In December of 2014, Positive Legacy awarded the El Colegio de la Frontera Sur (“ECOSUR”) and the Botanical Gardens (“Jardin Botanico”) with a $25,000 grant. This grant funded demonstration gardens at two local high schools and the rehabilitation of the medicinal gardens at the Botanical Gardens. This was part of the launch of the areas Urban Gardening initiative aimed at addressing food security strategies, rescue of ancestral knowledge, culture and environmental education, adaptation to climate change and responsible waste management.


During the Positive Legacy day of service during Strings & Sol, guests, local school children, and local community members started the construction of the demonstration gardens at one of the local high schools. We also donated garden supplies to the students; providing them with hand tools and gloves to use when working in their gardens. Our Closer to the Sun day of service was hosted at the Botanical Gardens where students and guests were able to help with the rehabilitation and reconstruction of the medical gardens. Students and guests learned about the native plants and even got a chance to make natural bug repellent. These gardens will serve the local community as demonstration and educational gardens in hopes that urban gardening will be become more popular amongst the community. These gardens show how at home gardens need to be constructed, what kind of soil is needed, and what plants will thrive in that environment.


El Colegio de la Frontera Sur (ECOSUR) is a public scientific research center that aims to contribute to the sustainable development of Mexico’s southern-border region, Central America and the Caribbean. The substantive activities of the Centre are research and education (postgraduate level) in social and natural sciences. Based on this, ECOSUR seeks to develop links with the private, the social, and the public sectors.


ECOSUR was established in 1974, and is one of Mexico’s 27 Public Centers of Research and Technological Development that are part of CONACYT (the Mexican National Science and Technology Council). And is an active member of the National Association of Institutions and Universities of Higher Education in Mexico (ANUIES). At present, ECOSUR has 5 campuses spread strategically in five cities of southern Mexico: Campeche, Chetumal, San Cristobal de las Casas, Tapachula and Villahermosa.


The center’s multidisciplinary approach to scientific research and postgraduate education, promote the development of technologies and strategies that support sustainable development. And this is done through three main academic areas: Society, Culture and Health.
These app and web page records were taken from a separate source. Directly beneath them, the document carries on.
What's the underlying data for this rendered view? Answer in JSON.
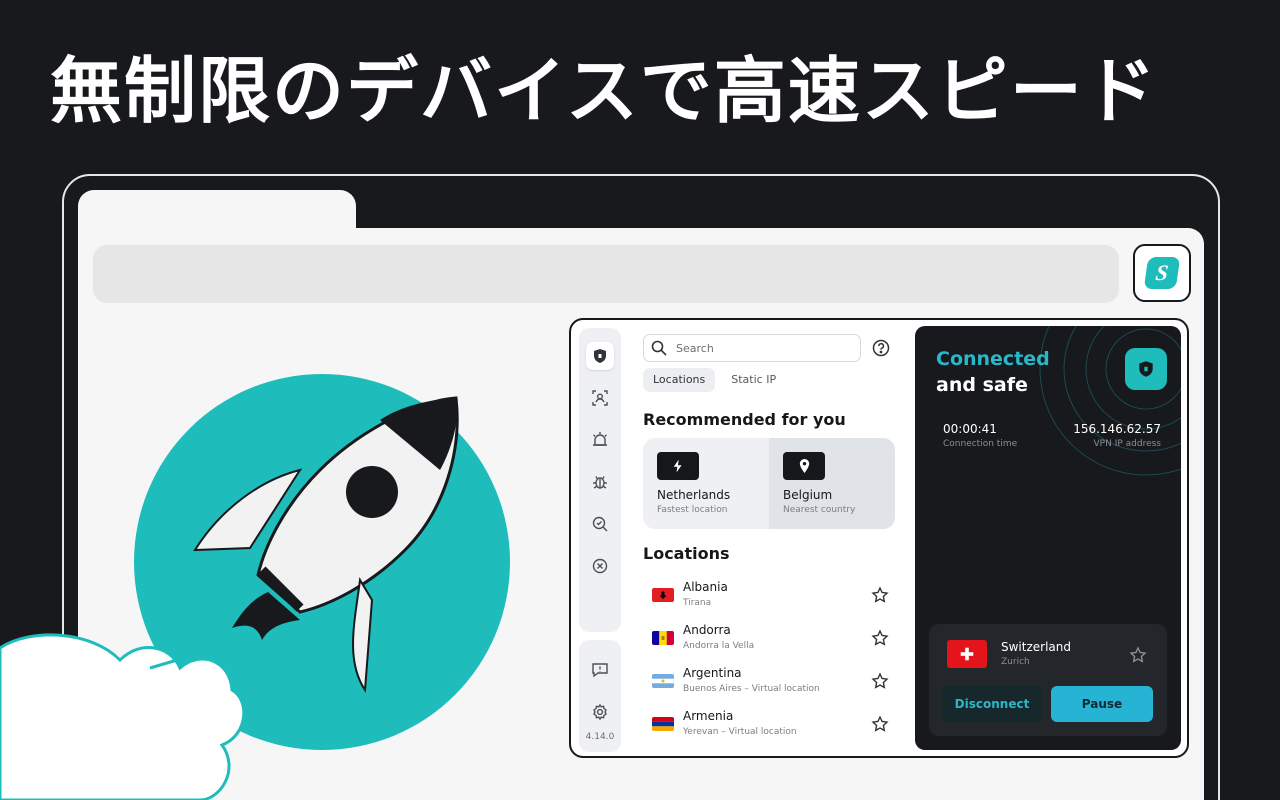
{
  "headline": "無制限のデバイスで高速スピード",
  "extension": {
    "logo_letter": "S"
  },
  "popup": {
    "version": "4.14.0",
    "search_placeholder": "Search",
    "tabs": [
      {
        "label": "Locations",
        "active": true
      },
      {
        "label": "Static IP",
        "active": false
      }
    ],
    "recommended_title": "Recommended for you",
    "recommended": [
      {
        "name": "Netherlands",
        "sub": "Fastest location",
        "icon": "lightning-icon"
      },
      {
        "name": "Belgium",
        "sub": "Nearest country",
        "icon": "location-pin-icon"
      }
    ],
    "locations_title": "Locations",
    "locations": [
      {
        "name": "Albania",
        "sub": "Tirana",
        "flag": "albania-flag"
      },
      {
        "name": "Andorra",
        "sub": "Andorra la Vella",
        "flag": "andorra-flag"
      },
      {
        "name": "Argentina",
        "sub": "Buenos Aires – Virtual location",
        "flag": "argentina-flag"
      },
      {
        "name": "Armenia",
        "sub": "Yerevan – Virtual location",
        "flag": "armenia-flag"
      }
    ],
    "status": {
      "line1": "Connected",
      "line2": "and safe",
      "connection_time": "00:00:41",
      "connection_time_label": "Connection time",
      "ip": "156.146.62.57",
      "ip_label": "VPN IP address"
    },
    "current": {
      "name": "Switzerland",
      "sub": "Zurich",
      "disconnect_label": "Disconnect",
      "pause_label": "Pause"
    }
  },
  "colors": {
    "accent": "#1fbcbc",
    "connected_text": "#2ab7c9",
    "background": "#17191c"
  }
}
Health, social, cultural, political and environmental factors that impact the rural and indigenous communities of Mexico’s southern border are studied, with the aim of strengthen the social capacities in this region; Conservation of Biodiversity. Research is focused in the analysis of the current status of biological diversity in the high-priority regions of southern Mexico and Central America, with the aim of creating alternative ways of protecting the flora and fauna of this region, based on ecological, economic, social and cultural importance; Alternative Production Systems. The agriculture, livestock, fishing and forestry production techniques from the southern region of Mexico are studied. Research is focused on alternative production systems, based on sustainability.


About the Jardin Botanico – Dr. Alfredo Barrera Marin

This garden was established in 1982 and is one of the largest Botanical Gardens in Mexico.

It’s the last patch of conserved forest between Cancun and Playa del Carmen, with collections of cactaceae, bromeliaceae, orquideaceae, ferns, fruits, ornamentals, palms and medicinal plants representative for Yucatan Peninsula. A trail of about 4 km leads through representative natural forest formations and along a traditional Maya house and “chicle” camp with a Mayan Arqueological Site.


One of the main objectives is to conserve and propagate in threat species of plants from the region, education, and maintain the Mayan Culture and knowledge about how they use natural resources.